The American Historical Association deplores recent efforts by the deputy executive director of the Wisconsin Republican Party to intimidate William Cronon, a distinguished professor of history at the University of Wisconsin-Madison, and the incoming president of the AHA. For more than a century, professional historians have drawn on their research to engage in wider debates about politics and society. Working within that tradition, Professor Cronon has used his deep knowledge of American history to provide a historical context for the recent events in Wisconsin. In the process, he has enriched our understanding of the present as well as the past. If the Republican Party of Wisconsin had followed its own finest principles, it would have challenged his historical account and invited him to participate in a public conversation about the issues he has raised. Instead, it has demanded that the university supply copies of emails to and from Cronon that mention certain politicians and activities.
The purpose of the state’s Open Records Law is to promote informed public conversation. Historians vigorously support the freedom of information act traditions of the United States of which this law is a part. In this case, however, the law has been invoked to do the opposite: to find a pretext for discrediting a scholar who has taken a public position. This inquiry will damage, rather than promote, public conversation. It will discourage other historians (and scholars in other disciplines) employed by public institutions from speaking out as citizen-scholars in their blogs, op-ed pieces, articles, books, and other writings. We call on public-spirited individuals and organizations to join us in denouncing this assault on academic freedom, and in asking the Wisconsin Republican party to withdraw its request, and to participate in a forthright and fair public conversation about the issues Professor Cronon has raised. To remain silent is to acquiesce in an attempt to deprive not only Professor Cronon, but scholars everywhere, of the right to address public issues.
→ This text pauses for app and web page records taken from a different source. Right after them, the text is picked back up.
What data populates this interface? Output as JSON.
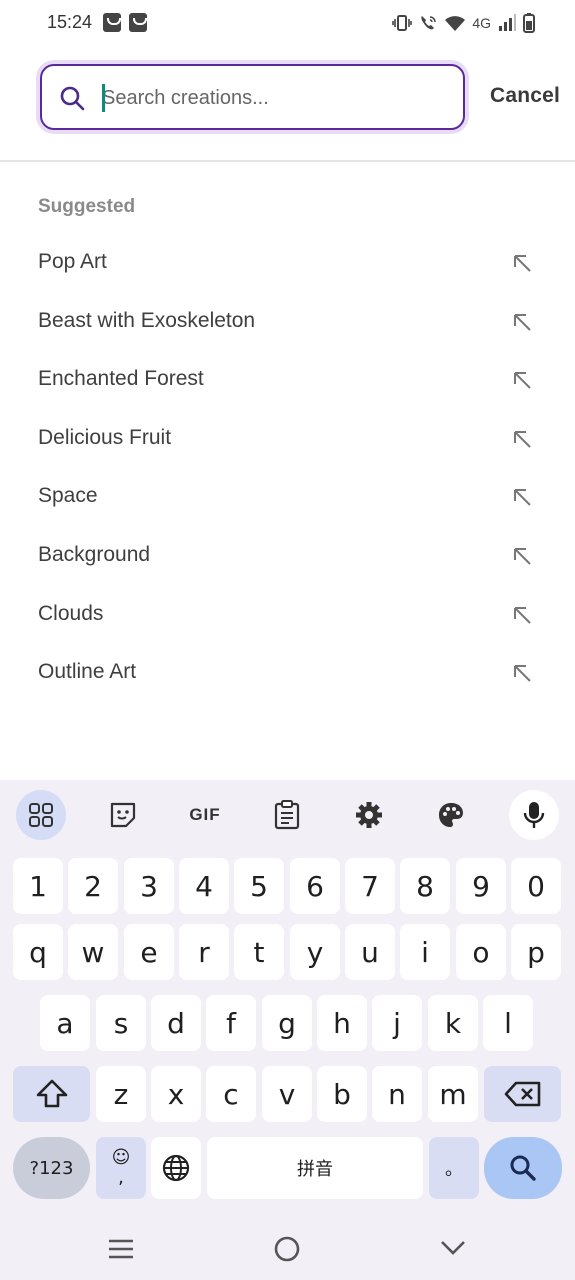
{
  "status_bar": {
    "time": "15:24",
    "network_label": "4G",
    "icons": [
      "notification-bag-icon",
      "notification-bag-icon",
      "vibrate-icon",
      "wifi-calling-icon",
      "wifi-icon",
      "signal-icon",
      "battery-icon"
    ]
  },
  "search": {
    "placeholder": "Search creations...",
    "value": "",
    "cancel_label": "Cancel",
    "border_color": "#5a2a9c"
  },
  "suggested": {
    "heading": "Suggested",
    "items": [
      {
        "label": "Pop Art"
      },
      {
        "label": "Beast with Exoskeleton"
      },
      {
        "label": "Enchanted Forest"
      },
      {
        "label": "Delicious Fruit"
      },
      {
        "label": "Space"
      },
      {
        "label": "Background"
      },
      {
        "label": "Clouds"
      },
      {
        "label": "Outline Art"
      }
    ]
  },
  "keyboard": {
    "toolbar": {
      "icons": [
        "apps-grid-icon",
        "sticker-icon",
        "gif-icon",
        "clipboard-icon",
        "settings-gear-icon",
        "palette-icon",
        "microphone-icon"
      ],
      "gif_label": "GIF"
    },
    "number_row": [
      "1",
      "2",
      "3",
      "4",
      "5",
      "6",
      "7",
      "8",
      "9",
      "0"
    ],
    "row1": [
      "q",
      "w",
      "e",
      "r",
      "t",
      "y",
      "u",
      "i",
      "o",
      "p"
    ],
    "row2": [
      "a",
      "s",
      "d",
      "f",
      "g",
      "h",
      "j",
      "k",
      "l"
    ],
    "row3": [
      "z",
      "x",
      "c",
      "v",
      "b",
      "n",
      "m"
    ],
    "symbols_label": "?123",
    "emoji_top": "☺",
    "emoji_bottom": ",",
    "space_label": "拼音",
    "period_label": "。",
    "action": "search-icon"
  },
  "nav_bar": {
    "icons": [
      "recent-apps-icon",
      "home-icon",
      "back-icon"
    ]
  }
}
Update, 1:55pm Pacific, 3/29: Apparently, the open records requests trend continues, moving on to Michigan. From Capital Times:
A free-market oriented think tank has made a broad public records request to at least three Michigan universities which house departments that specialize in the study of labor relations, report both Talking Points Memo and Mother Jones.
These reports state the Mackinac Center For Public Policy, which is based in Midland, Mich., submitted the Freedom of Information Act requests to centers at the University of Michigan, Michigan State University and Wayne State University.
These requests reportedly ask for emails from professors that reference Gov. Scott Walker, Wisconsin, Madison or MSNBC’s Rachel Maddow.